Begging in India was a part of the spiritual tradition. On aspect of this was, you did not select your food, you begged and ate whatever people gave you. It was considered a great privilege when a person on the spiritual path stood in front of your house and asked for food, and for you to offer food to him. Today, these traditions have been misused and there are so many people wearing the uniform of a spiritual seeker, who are just plain beggars in search of money and food. But when people begged consciously, it had a completely different meaning and possibility.

When someone stretches his hand in front of you, if you feel it is being misused, you can refuse and move along. If you feel that it is really coming out of genuine need, you must respond as a human being. Just think how difficult it would be for you to stretch your hand in front of someone on the street. That man is putting himself through that. A beggar may be doing so out of helplessness but a sanyasi is doing it consciously for his own growth so that he does not get too full of himself. A beggar does not have such great goals. He is just trying to fill his belly, which he is incapable of doing by himself. You need to understand, disability is not just in terms of losing a hand or a leg. You can become disabled just in the way you think and feel about life. Actually, almost the whole population is mentally and emotionally handicapped because of their patterns of thinking and feeling towards life. Similarly, the beggar has gotten himself into a corner, and he thinks begging is the easiest way to earn a living.


A spiritual person however, takes to begging because he wants to drop himself. The idea, “I earn my own living, my own money, my own food, my own home,” is a big part of your ego. One day, a guest came to Gautama the Buddha carrying a few flowers. It is a part of our culture that when people go to meet their guru, they take flowers as an offering. When the man came, Gautama looked at him and said, “Drop it.” The man looked around and wondered, “What to drop?” He thought it was the flowers. He hesitated, “But I brought it for you.” Gautama again said, “Drop it.” So the man dropped the flowers. Gautama looked at him and again said, “Drop it.” The man said, “I have dropped the flowers. I brought them as a gift, but you asked me to drop them so I did. What else to drop?” Gautama said, “No, you drop yourself first. The flowers are not the problem. You plucked the flowers for me that is fine, I will take them, but you drop yourself.”

Begging was used as a tool to drop yourself because in earning a living, you gather yourself. But you drop yourself in just stretching your hand in front of someone, knowing and being fully conscious that you have the capability to earn your living, to rule a kingdom, yet you still choose to beg. That is a tremendous shift in a human being. So in our tradition, at least once a year you must go begging for food, so that you do not think too much of yourself. People may give you food or they might just ask you to get out. It does not matter, but being a beggar is not a small thing.

Named one of India’s 50 most influential people, Sadhguru is a yogi, mystic, a bestselling author & poet.
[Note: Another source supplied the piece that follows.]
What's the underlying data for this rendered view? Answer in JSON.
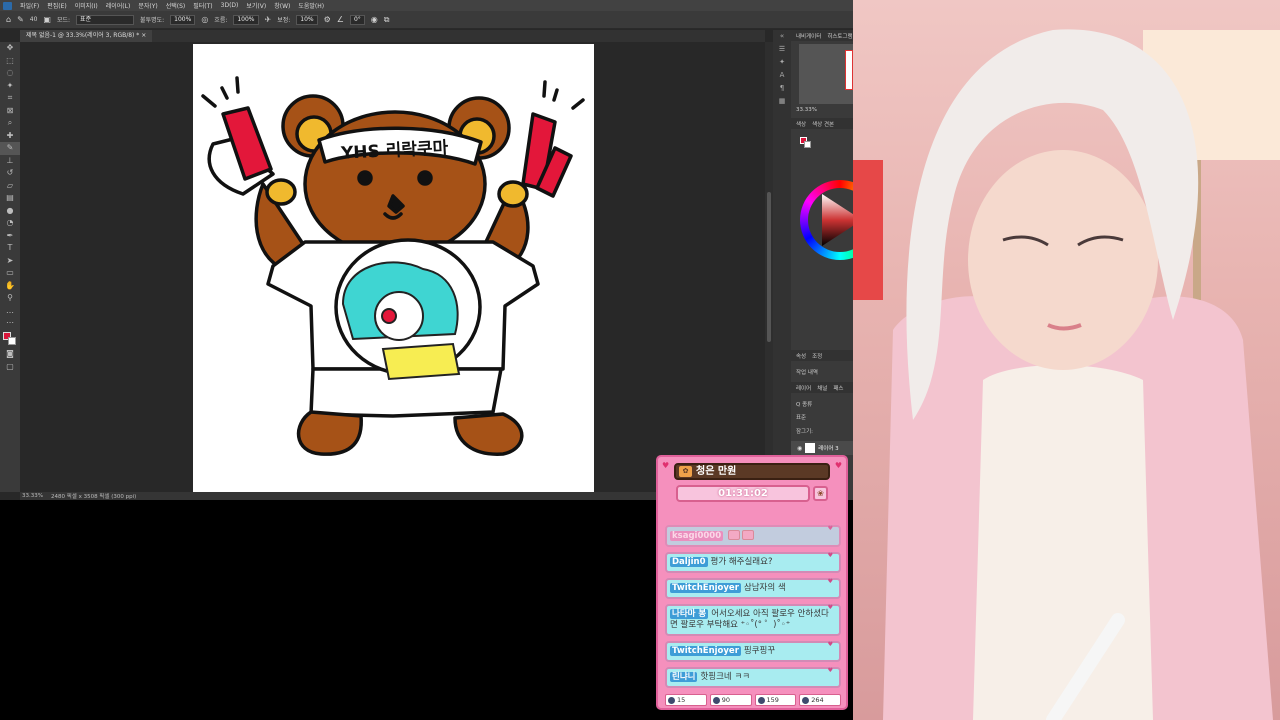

Sadhguru has been conferred the "Padma Vibhushan" by the Government of India in 2017, the highest amongst the annual civilian awards, accorded for exceptional and distinguished service.